Perhaps the most widespread bias in hiring today cannot even be detected with the eye. In a recent survey of some 500 hiring managers, undertaken by the Corporate Executive Board, a research firm, 74 percent reported that their most recent hire had a personality “similar to mine.” Lauren Rivera, a sociologist at Northwestern, spent parts of the three years from 2006 to 2008 interviewing professionals from elite investment banks, consultancies, and law firms about how they recruited, interviewed, and evaluated candidates, and concluded that among the most important factors driving their hiring recommendations were—wait for it—shared leisure interests. “The best way I could describe it,” one attorney told her, “is like if you were going on a date. You kind of know when there’s a match.” Asked to choose the most-promising candidates from a sheaf of fake résumés Rivera had prepared, a manager at one particularly buttoned-down investment bank told her, “I’d have to pick Blake and Sarah. With his lacrosse and her squash, they’d really get along [with the people] on the trading floor.” Lacking “reliable predictors of future performance,” Rivera writes, “assessors purposefully used their own experiences as models of merit.” Former college athletes “typically prized participation in varsity sports above all other types of involvement.” People who’d majored in engineering gave engineers a leg up, believing they were better prepared.

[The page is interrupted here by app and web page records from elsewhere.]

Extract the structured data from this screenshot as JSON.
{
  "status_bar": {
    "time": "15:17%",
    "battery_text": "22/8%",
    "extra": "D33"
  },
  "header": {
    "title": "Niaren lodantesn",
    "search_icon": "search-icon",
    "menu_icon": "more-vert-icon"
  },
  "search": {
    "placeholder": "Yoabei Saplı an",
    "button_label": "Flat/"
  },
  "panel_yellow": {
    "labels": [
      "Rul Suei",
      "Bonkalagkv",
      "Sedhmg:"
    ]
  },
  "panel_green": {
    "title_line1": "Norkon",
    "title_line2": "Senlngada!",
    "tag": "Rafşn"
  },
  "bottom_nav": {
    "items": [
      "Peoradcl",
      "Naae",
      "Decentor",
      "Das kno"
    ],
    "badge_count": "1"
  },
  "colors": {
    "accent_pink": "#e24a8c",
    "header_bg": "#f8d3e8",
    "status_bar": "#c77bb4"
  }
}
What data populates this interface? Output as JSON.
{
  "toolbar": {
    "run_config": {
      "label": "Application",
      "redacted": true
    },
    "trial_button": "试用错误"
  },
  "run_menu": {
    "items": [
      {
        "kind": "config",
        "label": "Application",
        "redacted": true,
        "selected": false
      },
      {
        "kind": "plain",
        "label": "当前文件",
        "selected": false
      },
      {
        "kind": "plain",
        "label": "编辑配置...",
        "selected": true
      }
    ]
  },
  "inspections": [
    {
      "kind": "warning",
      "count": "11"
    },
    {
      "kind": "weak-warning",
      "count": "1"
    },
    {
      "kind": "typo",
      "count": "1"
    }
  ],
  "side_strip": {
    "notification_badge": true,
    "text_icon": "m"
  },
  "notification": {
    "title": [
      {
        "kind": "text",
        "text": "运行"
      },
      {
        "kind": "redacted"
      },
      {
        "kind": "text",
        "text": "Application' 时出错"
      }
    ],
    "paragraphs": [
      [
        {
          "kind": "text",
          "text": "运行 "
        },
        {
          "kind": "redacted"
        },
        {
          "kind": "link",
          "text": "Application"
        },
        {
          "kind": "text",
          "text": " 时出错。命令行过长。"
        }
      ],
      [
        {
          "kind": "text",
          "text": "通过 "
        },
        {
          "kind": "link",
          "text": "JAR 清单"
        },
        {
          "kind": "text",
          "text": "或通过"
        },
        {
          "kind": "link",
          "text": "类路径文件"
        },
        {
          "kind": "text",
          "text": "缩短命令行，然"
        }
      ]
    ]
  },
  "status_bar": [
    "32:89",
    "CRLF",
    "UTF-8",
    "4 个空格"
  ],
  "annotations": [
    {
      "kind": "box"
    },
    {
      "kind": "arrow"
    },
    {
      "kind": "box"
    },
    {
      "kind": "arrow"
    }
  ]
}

Given this sort of clubby, insular thinking, it should come as no surprise that the prevailing system of hiring and management in this country involves a level of dysfunction that should be inconceivable in an economy as sophisticated as ours. Recent survey data collected by the Corporate Executive Board, for example, indicate that nearly a quarter of all new hires leave their company within a year of their start date, and that hiring managers wish they’d never extended an offer to one out of every five members on their team. A survey by Gallup this past June, meanwhile, found that only 30 percent of American workers felt a strong connection to their company and worked for it with passion. Fifty-two percent emerged as “not engaged” with their work, and another 18 percent as “actively disengaged,” meaning they were apt to undermine their company and co-workers, and shirk their duties whenever possible. These headline numbers are skewed a little by the attitudes of hourly workers, which tend to be worse, on average, than those of professional workers. But really, what further evidence do we need of the abysmal status quo?